--- THE PROBLEM ---
Below are the records; locate each line with the word "risks" and copy it.

Records drawn from a dataset

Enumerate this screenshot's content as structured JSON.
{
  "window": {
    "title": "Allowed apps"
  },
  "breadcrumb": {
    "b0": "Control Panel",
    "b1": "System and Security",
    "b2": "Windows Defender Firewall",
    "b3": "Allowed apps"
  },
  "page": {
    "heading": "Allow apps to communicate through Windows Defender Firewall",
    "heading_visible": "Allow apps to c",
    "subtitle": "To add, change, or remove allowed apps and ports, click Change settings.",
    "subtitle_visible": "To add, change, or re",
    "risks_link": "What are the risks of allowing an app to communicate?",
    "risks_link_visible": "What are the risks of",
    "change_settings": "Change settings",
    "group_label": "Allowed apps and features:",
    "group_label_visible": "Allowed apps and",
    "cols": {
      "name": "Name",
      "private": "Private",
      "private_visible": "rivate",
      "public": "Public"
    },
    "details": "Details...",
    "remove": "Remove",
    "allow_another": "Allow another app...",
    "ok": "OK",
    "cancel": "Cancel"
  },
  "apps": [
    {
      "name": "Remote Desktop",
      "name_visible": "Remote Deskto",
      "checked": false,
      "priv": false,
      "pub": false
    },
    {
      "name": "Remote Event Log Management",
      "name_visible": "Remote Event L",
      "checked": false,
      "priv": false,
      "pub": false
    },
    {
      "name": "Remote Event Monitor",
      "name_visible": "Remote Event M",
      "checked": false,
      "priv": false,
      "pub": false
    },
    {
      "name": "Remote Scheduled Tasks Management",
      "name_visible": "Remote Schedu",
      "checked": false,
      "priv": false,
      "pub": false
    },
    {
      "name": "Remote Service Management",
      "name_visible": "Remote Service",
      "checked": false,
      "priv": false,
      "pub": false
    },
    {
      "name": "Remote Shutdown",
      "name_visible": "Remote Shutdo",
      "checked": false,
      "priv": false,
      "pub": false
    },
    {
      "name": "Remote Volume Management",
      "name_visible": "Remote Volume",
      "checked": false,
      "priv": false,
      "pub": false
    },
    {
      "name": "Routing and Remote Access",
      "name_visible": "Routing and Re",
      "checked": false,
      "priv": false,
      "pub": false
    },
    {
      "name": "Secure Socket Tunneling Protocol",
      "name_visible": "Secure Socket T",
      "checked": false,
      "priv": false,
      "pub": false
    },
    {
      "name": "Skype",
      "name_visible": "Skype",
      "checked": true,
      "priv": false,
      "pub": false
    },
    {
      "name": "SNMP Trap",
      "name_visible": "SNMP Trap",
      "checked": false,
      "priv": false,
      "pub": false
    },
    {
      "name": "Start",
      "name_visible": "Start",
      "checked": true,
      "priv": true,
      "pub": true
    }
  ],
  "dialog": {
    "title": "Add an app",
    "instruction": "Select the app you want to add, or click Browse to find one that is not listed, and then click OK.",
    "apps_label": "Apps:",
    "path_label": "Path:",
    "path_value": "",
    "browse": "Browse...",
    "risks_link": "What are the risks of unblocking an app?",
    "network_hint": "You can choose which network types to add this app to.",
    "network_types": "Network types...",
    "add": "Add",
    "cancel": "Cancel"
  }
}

--- ANSWER BOX ---
    "risks_link": "What are the risks of allowing an app to communicate?",
    "risks_link_visible": "What are the risks of",
    "risks_link": "What are the risks of unblocking an app?",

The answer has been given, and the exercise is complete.